What humans have done to the environment(3)

Another traffic accident involving a teal. Feathers were scattering because the body was being eaten by kites and crows. Humans aren't the only ones that travel across the road. We should drive with more care and at reduced speeds. That way, we should be able to enjoy the scenery also.

What humans have done to the environment(2)

Not a pleasant sight to see, but it is happening all over especially in the areas where automobiles go by at the speed birds cannot cope with. If the automobile that hit this juvenile stonechat had been moving 10km/h more slowly, she wouldn't have to lose her life which had lasted for only 20 days or so. It is so important to drive safe & slow not just for humans but for other animals.

Tuesday, July 6, 2010

What humans have done to the environment (1)

I often come across snails, snakes, slugs, earthworms, caterpillars or other slow-moving animals on paved roads. They are trying desparately to "run back" to safety , but their speed is not fast enough so they won't get hit by cars, or even by bicycles. While there are a number of more serious environmental problems, our daily ordinary & convenient lifestyles are also posing threats to many living things --they are often unnoticed.

Sunday, July 4, 2010

The sun is moving away from us

I took this photo on July 5th 2009, exactly one year ago.

More than 2 weeks have passed since the Summer Solstice now. The sun is moving away from us slowly but steadily. It is not strong enough to illuminate the forest floor even at the hours it comes in from sideways.

Song birds are almost all gone by now. Even resident birds, particularly the small-sized ones, leave the area temporarily to find food in the areas where there's more light and thus more food.

Now the forest is the realm of woodpeckers, squirrels, wasps and summer butterflies.

Evening Event (1)

When I'd seen this couple several minutes before, the male was dancing in front of the female, the one with a larger and plump abdomen. When I came back, the male took her under control and was ready to insert the sperm capsule which looks like a red droplet beneath the red fangs. The courtship of carnivorous arthropods is really a life-or-death event. Males have to pay extra caution not to get eaten by the prospective mate.
It was beginning to get dark. I don't know if the male could successfully flee after mating.

The Pupae

This photo is of another pupa found on the same day. Found only half a meter from the previous one. It seems to be a different species. I can't wait till they come out.

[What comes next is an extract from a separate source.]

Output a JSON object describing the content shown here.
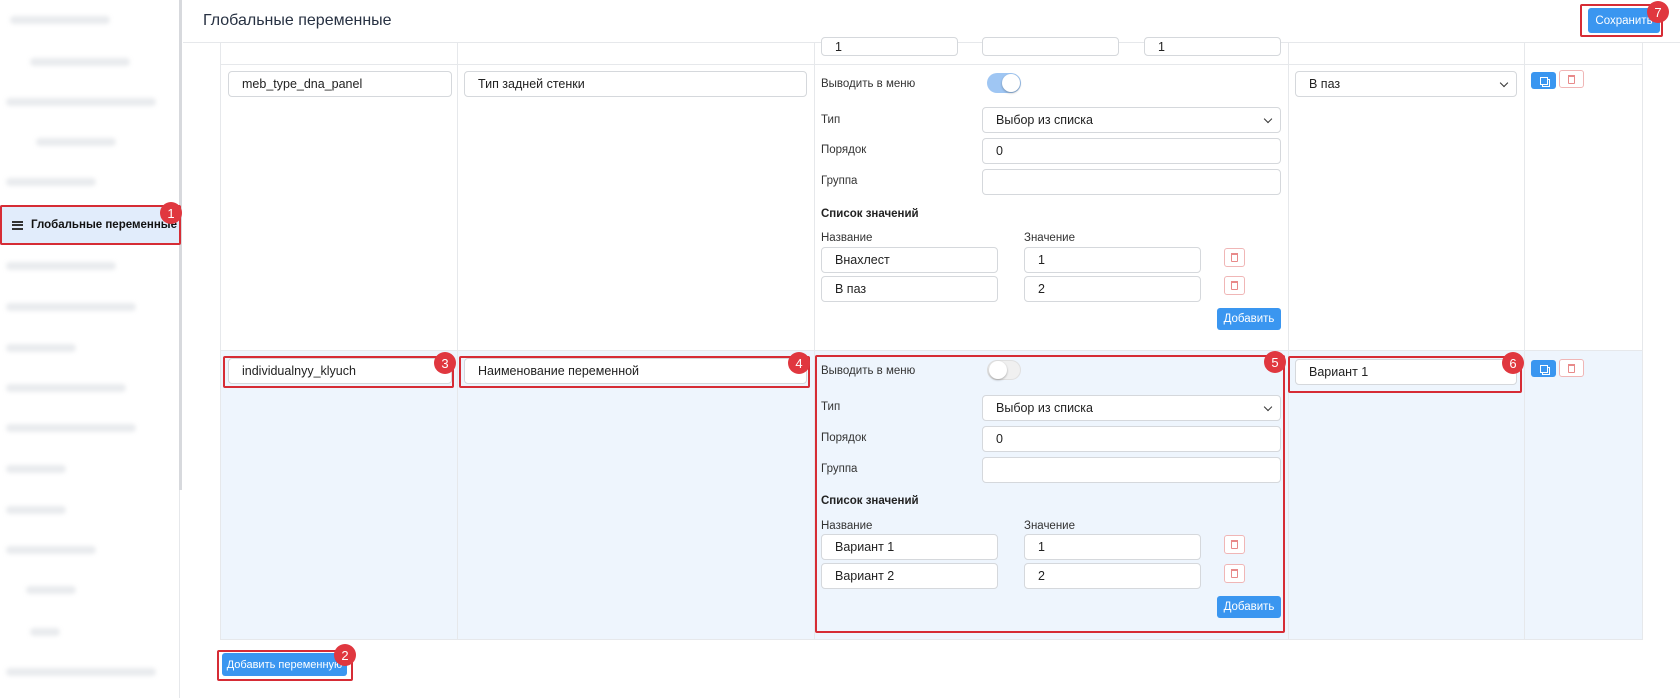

The pupae

I visited the woods a few days later to find it turning into a nice-looking pupa.

I felt really happy for him. But on the other hand, there is no guarantee it can metamorphose to a butterfly. It might be infested with parasites. No one knows. And I only have to wait & see.

Observing caterpillars pupating, I came to realize that there are certain things that you must do absolutely by yourself. We can help each other in other things like washing dishes and carrying heavy loads.

But when it comes to something that takes place within you, you have to metamorphose alone. Or rather, help may hinder the metamorphosis. Of course, we can help indirectly along the way. But in the case of pupating caterpillars, you should not touch them directly even if you want to help them shed their skin more quickly.

Pupating Caterpillers

This time of the year, I don't have time during the day to take pictures of the living things I love. After my work is over, I rush to the woods while it is still light to manage taking several photos.
I only have about one hour to stroll around and find out how the creatures are doing. It is sometimes too dark for photographing, but very often I can encounter exciting events and animals that I can never see under the hot and bright sunlight.
One of such encounters was pupating caterpillars. They hung upsidedown from a fense surrounding a pond. They waited for the metamorphosis within their body to take place, slowly shedding the skin.
It was getting dark and the forest was becoming silent, which meant that predators were becoming inactive.
I found four of such pupating caterpillars almost in synchrony. The photo is a pupating Argynnis paphia.